Action in World War II
The submarine left Pearl Harbor in November 1944 for its first war patrol in Luzon, Philippines. On the way there it launched one torpedo at a Japanese escort vessel. Unfortunately it missed and the Japanese launched an attack of depth charges. The sub escaped. On December 14, the sub sank two Japanese vessels: a 300 ton sea tank and an 800 ton Coast Defense Vessel.
After being refitted in Australia, the Blenny embarked on its second war patrol off the coast of Indochina. Its most successful day of war came on March 20, 1945. On this day the Blenny sank three enemy ships in one twenty four hour period. Its next patrol was again in Indochina in the Java Sea. During this time it had two confirmed kills and one that was never confirmed. After refitting in Fremantle, Australia, it set sail on its fourth and final patrol on July 5, 1945.
Its final patrol took it to Malaya. While there, it was able to acquire several small kills, and rescue a boarding party from a sampan which the Cod (SS-224) had been forced to abandon after enemy planes were seen approaching. At this point the Blenny set for port. One day after arriving in Subic Bay the hostilities ceased.
After the War
The Blenny did not return to those waters for any type of war patrol until April 30, 1952, when it patrolled the Korean coast. It remained active for over a decade more. Its primary mission during that time was to aide in development of attack submarine tactics, antisubmarine warfare tactics, and the occasional testing of new torpedoes.
In 1969, the Blenny was re-designated an auxiliary submarine. Its name was finally stricken from the Navy list on August 15, 1973. During its World War II service, the Blenny won four battle stars and is now serving as an artificial reef in Maryland.
Asbestos in Navy Ships
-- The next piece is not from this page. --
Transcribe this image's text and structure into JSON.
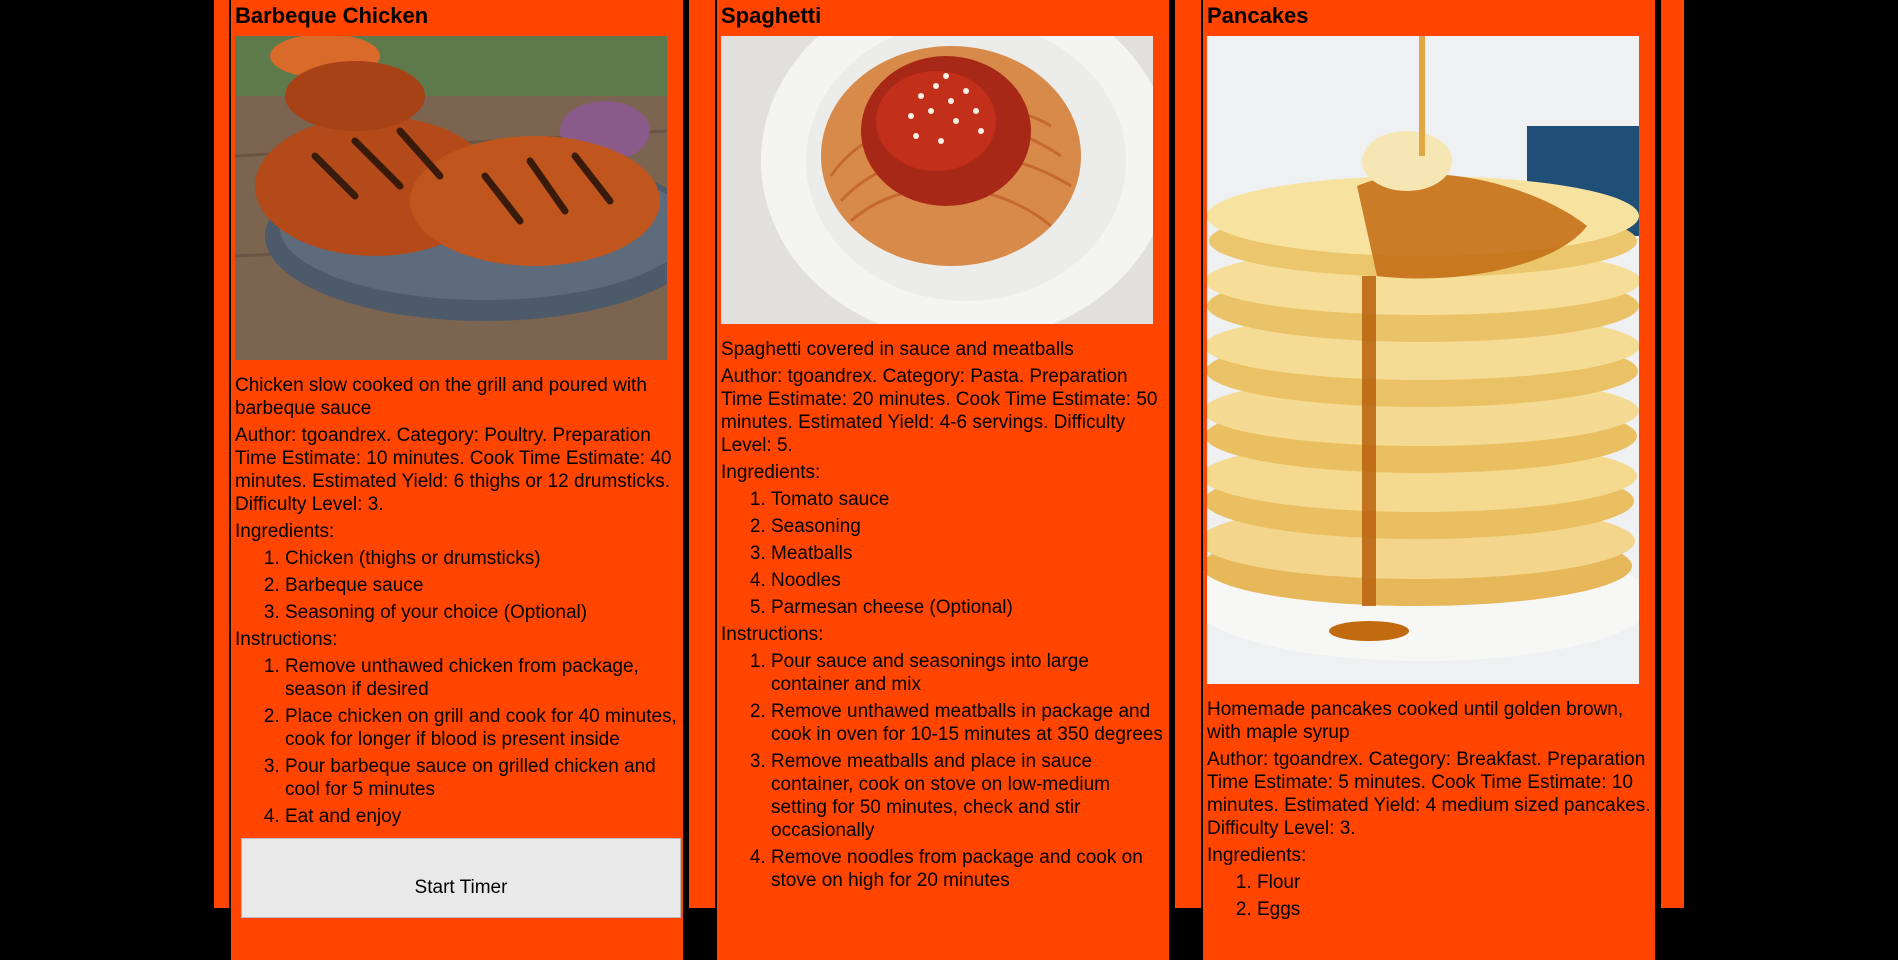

Although an essential component of the naval fleet, especially throughout conflicts of the last century, submarines also pose a lasting health risk to soldiers serving on them. However, these risks extend beyond the inherent dangers that existed while operating the vessels during military conflicts. Unfortunately, products containing asbestos were also common aboard submarines because of the material’s high resistance to heat and fire. Despite its value as an insulator, asbestos fiber intake can lead to several serious health consequences, including mesothelioma, a devastating cancer without cure. Furthermore, the enclosed environment of submarines put servicemen at an even higher risk of exposure. Current and former military personnel who came into contact with or served on submarines should seek immediate medical attention in order to detect possible health consequences associated with asbestos exposure.